**Exercise goal:**
Your task is to restate the data word for word.

**Interface dataset entries:**
[Start of section]
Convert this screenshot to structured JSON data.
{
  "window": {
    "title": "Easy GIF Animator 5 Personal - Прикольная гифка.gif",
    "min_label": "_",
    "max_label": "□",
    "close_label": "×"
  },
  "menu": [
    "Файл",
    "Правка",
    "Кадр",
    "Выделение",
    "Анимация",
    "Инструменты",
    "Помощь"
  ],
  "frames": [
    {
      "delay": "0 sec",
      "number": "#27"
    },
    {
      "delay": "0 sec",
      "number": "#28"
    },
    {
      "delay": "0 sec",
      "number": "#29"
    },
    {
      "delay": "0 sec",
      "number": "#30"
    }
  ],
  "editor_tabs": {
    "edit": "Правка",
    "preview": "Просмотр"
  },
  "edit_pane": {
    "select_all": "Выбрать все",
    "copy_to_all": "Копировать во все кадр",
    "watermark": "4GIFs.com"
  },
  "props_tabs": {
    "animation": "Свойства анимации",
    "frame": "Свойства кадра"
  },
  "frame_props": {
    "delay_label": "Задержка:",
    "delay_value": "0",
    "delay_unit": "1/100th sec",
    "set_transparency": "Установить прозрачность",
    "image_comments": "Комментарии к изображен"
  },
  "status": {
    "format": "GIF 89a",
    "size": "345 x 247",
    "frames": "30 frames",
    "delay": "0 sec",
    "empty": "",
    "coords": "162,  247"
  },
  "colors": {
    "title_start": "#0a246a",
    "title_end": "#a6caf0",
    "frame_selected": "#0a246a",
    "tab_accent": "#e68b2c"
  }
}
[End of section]
**Answer:**
Convert this screenshot to structured JSON data.
{
  "window": {
    "title": "Easy GIF Animator 5 Personal - Прикольная гифка.gif",
    "min_label": "_",
    "max_label": "□",
    "close_label": "×"
  },
  "menu": [
    "Файл",
    "Правка",
    "Кадр",
    "Выделение",
    "Анимация",
    "Инструменты",
    "Помощь"
  ],
  "frames": [
    {
      "delay": "0 sec",
      "number": "#27"
    },
    {
      "delay": "0 sec",
      "number": "#28"
    },
    {
      "delay": "0 sec",
      "number": "#29"
    },
    {
      "delay": "0 sec",
      "number": "#30"
    }
  ],
  "editor_tabs": {
    "edit": "Правка",
    "preview": "Просмотр"
  },
  "edit_pane": {
    "select_all": "Выбрать все",
    "copy_to_all": "Копировать во все кадр",
    "watermark": "4GIFs.com"
  },
  "props_tabs": {
    "animation": "Свойства анимации",
    "frame": "Свойства кадра"
  },
  "frame_props": {
    "delay_label": "Задержка:",
    "delay_value": "0",
    "delay_unit": "1/100th sec",
    "set_transparency": "Установить прозрачность",
    "image_comments": "Комментарии к изображен"
  },
  "status": {
    "format": "GIF 89a",
    "size": "345 x 247",
    "frames": "30 frames",
    "delay": "0 sec",
    "empty": "",
    "coords": "162,  247"
  },
  "colors": {
    "title_start": "#0a246a",
    "title_end": "#a6caf0",
    "frame_selected": "#0a246a",
    "tab_accent": "#e68b2c"
  }
}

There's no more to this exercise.